A conference on this topic will be hosted by the Austrian Academy of Sciences June 1–2, 2023. The organizational framework for the conference is the European Academies Research Initiative of the Leopoldina in Halle/Saale.
Is there a Nazi science policy and what does it consist of? How is it practiced in the occupied countries and how do national research systems emerge in Cold-War-Europe? The goal of the conference is to provide an overview of the development of science policy in occupied and liberated Europe, ca. 1930s–1960s as a basis for comparison. The conference aims at two perspectives of comparison – between the various occupied countries in Nazi Europe and between East and West in Cold-War-Europe.
Specific questions to be negotiated in the conference are: What changed in science and research in Nazi occupied Europe, what changed after liberation in communist and western-oriented countries? To what extent did central authorities of the German Reich pursue research and university policies in and for the occupied countries, and how did German authorities and institutions interact with local actors? To what extent are there differences between territories integrated into the Third Reich and occupied territories? Did local actors set themselves research initiatives? Who determined what was researched? Which research was funded, which was not? What role did Academies of Sciences play, which other institutions were doing research in occupied Europe? How was science (re)organized and funded after liberation? Did the research system in individual countries benefit from the Cold War, and how?

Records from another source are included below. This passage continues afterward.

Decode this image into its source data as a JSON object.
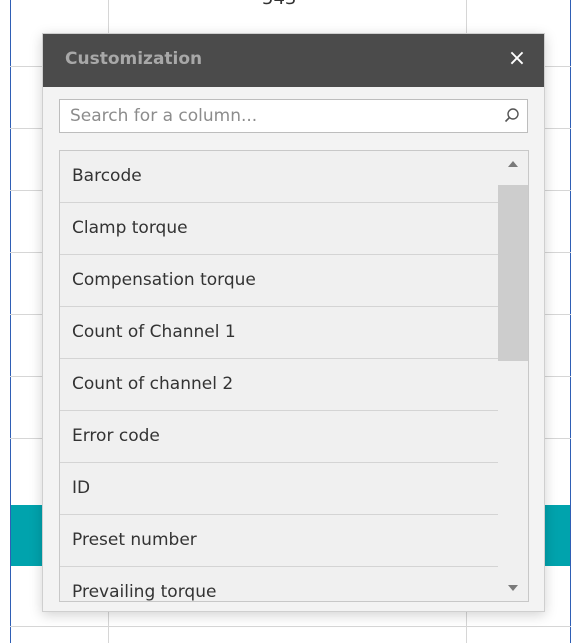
{
  "background": {
    "partial_cell_text": "543",
    "accent_color": "#00a3ad"
  },
  "panel": {
    "title": "Customization",
    "close_label": "×",
    "search": {
      "value": "",
      "placeholder": "Search for a column..."
    },
    "columns": [
      "Barcode",
      "Clamp torque",
      "Compensation torque",
      "Count of Channel 1",
      "Count of channel 2",
      "Error code",
      "ID",
      "Preset number",
      "Prevailing torque"
    ]
  }
}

How did national research systems emerge in Cold-War-Europe (including both the communist and the OECD member countries)?